Task brief:
Across the material below, say how many lines contain the string "description", and add no other words.

Given information:

---*---

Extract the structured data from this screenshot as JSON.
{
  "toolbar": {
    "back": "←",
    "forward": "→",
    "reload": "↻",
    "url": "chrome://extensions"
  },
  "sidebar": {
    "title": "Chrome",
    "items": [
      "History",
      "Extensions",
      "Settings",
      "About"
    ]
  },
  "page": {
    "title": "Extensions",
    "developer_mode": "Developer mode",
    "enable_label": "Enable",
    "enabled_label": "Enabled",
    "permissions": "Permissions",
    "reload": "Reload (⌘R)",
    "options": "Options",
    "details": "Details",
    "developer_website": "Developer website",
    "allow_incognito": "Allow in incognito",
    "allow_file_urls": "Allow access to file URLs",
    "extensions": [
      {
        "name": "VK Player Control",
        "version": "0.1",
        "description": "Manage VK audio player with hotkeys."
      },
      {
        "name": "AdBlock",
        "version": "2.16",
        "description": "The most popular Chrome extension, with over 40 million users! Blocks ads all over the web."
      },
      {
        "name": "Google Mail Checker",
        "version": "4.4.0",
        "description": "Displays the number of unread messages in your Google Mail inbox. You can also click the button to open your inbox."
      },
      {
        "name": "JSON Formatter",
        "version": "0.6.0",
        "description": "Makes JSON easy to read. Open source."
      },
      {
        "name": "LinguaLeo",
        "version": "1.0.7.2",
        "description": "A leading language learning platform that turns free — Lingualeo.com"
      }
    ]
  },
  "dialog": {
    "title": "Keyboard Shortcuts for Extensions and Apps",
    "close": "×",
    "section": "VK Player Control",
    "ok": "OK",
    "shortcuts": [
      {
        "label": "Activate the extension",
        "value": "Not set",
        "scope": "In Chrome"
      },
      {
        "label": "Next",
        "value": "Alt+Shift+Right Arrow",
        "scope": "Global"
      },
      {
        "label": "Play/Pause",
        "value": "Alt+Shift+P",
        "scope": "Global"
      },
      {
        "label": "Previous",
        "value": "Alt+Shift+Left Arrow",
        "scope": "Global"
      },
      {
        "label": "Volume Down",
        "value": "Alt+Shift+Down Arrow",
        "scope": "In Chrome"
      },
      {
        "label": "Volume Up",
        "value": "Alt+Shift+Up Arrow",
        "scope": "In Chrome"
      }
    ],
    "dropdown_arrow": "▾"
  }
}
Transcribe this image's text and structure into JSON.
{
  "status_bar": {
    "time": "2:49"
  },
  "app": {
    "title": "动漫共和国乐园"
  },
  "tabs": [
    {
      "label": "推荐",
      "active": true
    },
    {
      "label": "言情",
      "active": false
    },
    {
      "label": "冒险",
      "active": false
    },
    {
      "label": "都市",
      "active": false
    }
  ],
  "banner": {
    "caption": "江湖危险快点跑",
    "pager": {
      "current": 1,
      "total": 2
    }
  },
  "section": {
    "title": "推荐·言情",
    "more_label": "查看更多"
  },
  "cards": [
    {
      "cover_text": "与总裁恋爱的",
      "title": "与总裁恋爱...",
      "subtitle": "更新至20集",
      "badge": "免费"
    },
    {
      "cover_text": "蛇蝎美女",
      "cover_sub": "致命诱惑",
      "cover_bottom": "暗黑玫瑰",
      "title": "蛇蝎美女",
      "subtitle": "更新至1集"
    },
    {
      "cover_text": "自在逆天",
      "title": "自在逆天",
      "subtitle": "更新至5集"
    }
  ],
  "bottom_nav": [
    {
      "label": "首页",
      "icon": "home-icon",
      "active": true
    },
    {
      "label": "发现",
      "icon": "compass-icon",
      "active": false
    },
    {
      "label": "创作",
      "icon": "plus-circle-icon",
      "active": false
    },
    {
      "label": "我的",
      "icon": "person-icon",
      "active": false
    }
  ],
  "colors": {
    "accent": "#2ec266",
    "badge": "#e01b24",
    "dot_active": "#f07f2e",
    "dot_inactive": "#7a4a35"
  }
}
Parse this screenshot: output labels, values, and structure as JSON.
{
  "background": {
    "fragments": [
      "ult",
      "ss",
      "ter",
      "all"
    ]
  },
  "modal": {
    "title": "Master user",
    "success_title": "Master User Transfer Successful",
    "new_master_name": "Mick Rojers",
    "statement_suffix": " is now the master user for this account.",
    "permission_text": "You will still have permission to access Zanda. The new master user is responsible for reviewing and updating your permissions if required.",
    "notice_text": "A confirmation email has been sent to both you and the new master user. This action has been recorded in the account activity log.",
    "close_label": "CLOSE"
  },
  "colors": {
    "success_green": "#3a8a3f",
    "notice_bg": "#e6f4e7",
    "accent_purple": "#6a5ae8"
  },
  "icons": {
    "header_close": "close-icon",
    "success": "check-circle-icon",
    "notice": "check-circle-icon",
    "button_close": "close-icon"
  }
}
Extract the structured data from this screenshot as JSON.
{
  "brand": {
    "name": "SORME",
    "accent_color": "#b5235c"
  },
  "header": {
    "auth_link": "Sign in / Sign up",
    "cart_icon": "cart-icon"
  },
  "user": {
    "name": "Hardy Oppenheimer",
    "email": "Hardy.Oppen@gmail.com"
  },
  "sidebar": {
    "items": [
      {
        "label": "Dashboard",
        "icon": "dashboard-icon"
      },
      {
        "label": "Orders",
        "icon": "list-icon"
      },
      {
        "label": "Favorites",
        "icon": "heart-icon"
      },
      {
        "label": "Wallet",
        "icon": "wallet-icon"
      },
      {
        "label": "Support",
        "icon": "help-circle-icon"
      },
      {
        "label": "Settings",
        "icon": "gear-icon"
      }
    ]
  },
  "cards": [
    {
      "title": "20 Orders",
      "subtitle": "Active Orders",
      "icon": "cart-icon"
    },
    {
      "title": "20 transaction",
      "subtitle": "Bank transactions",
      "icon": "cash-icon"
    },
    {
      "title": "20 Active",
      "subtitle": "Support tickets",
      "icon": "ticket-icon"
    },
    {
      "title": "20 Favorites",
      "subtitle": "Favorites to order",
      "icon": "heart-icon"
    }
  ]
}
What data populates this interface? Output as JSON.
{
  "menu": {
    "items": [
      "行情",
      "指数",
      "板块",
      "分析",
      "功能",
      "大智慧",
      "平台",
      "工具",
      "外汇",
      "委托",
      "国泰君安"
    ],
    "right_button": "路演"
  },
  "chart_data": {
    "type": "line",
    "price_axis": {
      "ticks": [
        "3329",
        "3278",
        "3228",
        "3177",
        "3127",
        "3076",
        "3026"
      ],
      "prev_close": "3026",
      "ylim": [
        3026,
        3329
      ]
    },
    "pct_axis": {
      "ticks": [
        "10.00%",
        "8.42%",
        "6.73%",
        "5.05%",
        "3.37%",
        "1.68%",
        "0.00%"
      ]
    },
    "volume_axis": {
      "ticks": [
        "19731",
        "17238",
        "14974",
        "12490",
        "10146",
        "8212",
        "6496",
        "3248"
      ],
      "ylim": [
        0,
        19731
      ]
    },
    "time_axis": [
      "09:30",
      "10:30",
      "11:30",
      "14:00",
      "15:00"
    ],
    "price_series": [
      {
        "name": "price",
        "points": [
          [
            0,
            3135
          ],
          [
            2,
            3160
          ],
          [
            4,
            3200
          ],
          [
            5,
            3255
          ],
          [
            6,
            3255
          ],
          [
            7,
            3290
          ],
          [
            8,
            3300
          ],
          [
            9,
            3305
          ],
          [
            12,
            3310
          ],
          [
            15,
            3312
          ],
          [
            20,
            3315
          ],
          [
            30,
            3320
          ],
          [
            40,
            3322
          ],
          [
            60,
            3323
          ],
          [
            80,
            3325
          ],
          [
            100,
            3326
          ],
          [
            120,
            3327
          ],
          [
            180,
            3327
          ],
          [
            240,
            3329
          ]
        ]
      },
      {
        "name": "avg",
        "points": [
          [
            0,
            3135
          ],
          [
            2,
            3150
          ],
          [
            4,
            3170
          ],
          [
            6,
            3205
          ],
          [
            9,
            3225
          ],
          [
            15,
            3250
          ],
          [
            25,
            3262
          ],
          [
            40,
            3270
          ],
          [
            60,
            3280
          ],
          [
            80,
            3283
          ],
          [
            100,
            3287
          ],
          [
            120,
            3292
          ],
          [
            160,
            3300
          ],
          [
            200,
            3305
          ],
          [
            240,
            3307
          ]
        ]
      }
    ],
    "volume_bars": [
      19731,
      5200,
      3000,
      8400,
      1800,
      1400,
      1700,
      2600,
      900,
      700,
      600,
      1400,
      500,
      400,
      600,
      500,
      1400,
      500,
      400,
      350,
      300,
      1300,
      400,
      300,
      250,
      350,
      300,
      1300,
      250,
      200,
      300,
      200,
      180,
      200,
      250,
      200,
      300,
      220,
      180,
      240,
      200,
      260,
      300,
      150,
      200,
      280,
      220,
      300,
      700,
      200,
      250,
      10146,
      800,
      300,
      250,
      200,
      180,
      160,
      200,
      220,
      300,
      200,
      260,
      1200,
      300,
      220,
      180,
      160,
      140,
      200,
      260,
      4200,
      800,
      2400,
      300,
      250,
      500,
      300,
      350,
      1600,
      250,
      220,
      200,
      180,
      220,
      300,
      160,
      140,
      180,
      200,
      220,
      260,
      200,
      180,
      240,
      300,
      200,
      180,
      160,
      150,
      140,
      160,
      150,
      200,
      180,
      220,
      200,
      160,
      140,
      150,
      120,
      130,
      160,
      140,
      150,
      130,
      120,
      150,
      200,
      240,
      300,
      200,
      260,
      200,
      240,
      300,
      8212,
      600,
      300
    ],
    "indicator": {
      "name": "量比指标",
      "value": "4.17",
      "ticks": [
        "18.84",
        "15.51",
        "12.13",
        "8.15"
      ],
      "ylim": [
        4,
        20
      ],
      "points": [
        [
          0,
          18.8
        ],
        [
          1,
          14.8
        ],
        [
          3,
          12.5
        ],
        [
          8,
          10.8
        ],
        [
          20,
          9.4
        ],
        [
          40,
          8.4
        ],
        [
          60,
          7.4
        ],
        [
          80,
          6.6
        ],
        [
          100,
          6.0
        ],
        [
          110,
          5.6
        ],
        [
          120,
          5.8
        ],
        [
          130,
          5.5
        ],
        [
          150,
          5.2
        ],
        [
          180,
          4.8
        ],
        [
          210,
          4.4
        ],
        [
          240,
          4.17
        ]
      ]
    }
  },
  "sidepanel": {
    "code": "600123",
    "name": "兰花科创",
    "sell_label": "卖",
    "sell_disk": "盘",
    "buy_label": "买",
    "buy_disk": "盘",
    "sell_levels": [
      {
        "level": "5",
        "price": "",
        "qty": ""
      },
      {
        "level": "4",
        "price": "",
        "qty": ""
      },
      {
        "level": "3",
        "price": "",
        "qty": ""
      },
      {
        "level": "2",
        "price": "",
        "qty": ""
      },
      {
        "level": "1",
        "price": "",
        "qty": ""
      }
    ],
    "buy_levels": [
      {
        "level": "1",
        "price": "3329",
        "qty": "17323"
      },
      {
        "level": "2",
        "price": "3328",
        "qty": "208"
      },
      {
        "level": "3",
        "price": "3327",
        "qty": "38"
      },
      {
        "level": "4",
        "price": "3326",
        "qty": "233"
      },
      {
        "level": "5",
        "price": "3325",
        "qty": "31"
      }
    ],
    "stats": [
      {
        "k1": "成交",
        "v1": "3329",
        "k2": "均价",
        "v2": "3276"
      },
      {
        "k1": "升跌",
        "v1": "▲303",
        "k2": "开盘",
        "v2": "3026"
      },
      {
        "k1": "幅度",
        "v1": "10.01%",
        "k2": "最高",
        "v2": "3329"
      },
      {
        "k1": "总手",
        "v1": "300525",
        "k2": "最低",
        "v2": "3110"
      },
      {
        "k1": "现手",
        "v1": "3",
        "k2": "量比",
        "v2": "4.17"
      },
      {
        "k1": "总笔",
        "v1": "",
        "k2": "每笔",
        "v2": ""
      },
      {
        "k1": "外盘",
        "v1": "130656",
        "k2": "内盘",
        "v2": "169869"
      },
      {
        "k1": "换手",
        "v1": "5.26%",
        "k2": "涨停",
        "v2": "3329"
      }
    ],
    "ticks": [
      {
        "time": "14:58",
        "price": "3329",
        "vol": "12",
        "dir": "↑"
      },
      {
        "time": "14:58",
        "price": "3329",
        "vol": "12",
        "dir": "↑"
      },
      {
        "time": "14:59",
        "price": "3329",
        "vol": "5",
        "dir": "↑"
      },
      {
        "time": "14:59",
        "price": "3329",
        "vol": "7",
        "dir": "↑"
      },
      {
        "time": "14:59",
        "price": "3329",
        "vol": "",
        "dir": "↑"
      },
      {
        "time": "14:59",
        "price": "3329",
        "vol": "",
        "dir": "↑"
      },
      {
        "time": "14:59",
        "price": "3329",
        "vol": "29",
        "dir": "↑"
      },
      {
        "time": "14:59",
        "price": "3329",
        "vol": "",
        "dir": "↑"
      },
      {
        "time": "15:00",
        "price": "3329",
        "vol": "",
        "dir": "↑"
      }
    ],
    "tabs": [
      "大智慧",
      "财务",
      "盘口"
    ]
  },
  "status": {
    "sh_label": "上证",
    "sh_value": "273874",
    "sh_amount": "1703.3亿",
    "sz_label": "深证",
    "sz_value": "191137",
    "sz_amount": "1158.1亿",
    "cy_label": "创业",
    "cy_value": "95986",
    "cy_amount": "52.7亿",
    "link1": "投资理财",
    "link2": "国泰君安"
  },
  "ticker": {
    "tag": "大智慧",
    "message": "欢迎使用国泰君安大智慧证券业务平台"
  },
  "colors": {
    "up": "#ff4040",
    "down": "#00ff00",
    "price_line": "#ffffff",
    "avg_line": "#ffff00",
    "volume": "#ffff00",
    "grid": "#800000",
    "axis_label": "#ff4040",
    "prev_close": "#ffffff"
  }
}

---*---

Written response:
5